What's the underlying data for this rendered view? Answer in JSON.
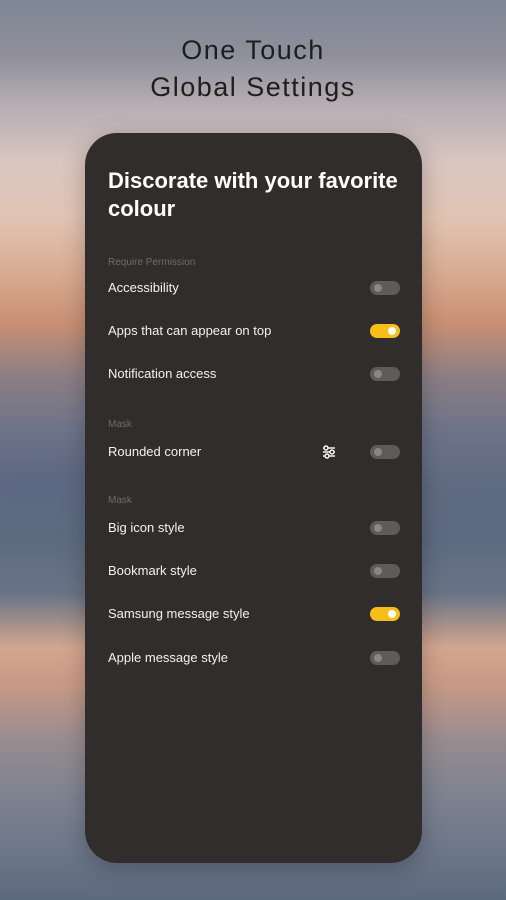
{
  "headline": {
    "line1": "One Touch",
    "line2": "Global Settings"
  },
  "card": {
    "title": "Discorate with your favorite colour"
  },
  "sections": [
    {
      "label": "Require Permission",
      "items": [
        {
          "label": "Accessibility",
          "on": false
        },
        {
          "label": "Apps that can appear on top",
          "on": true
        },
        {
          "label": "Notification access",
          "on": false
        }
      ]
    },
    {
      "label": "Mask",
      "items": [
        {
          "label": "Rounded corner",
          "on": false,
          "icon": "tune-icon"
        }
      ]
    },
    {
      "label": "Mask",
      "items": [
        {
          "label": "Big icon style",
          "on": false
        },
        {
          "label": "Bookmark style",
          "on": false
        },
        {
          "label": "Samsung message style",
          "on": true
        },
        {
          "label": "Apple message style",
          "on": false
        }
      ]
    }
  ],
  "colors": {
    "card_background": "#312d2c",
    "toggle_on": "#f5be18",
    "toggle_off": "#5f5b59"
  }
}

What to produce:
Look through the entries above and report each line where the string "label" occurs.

Reply to the exercise:
      "label": "Require Permission",
          "label": "Accessibility",
          "label": "Apps that can appear on top",
          "label": "Notification access",
      "label": "Mask",
          "label": "Rounded corner",
      "label": "Mask",
          "label": "Big icon style",
          "label": "Bookmark style",
          "label": "Samsung message style",
          "label": "Apple message style",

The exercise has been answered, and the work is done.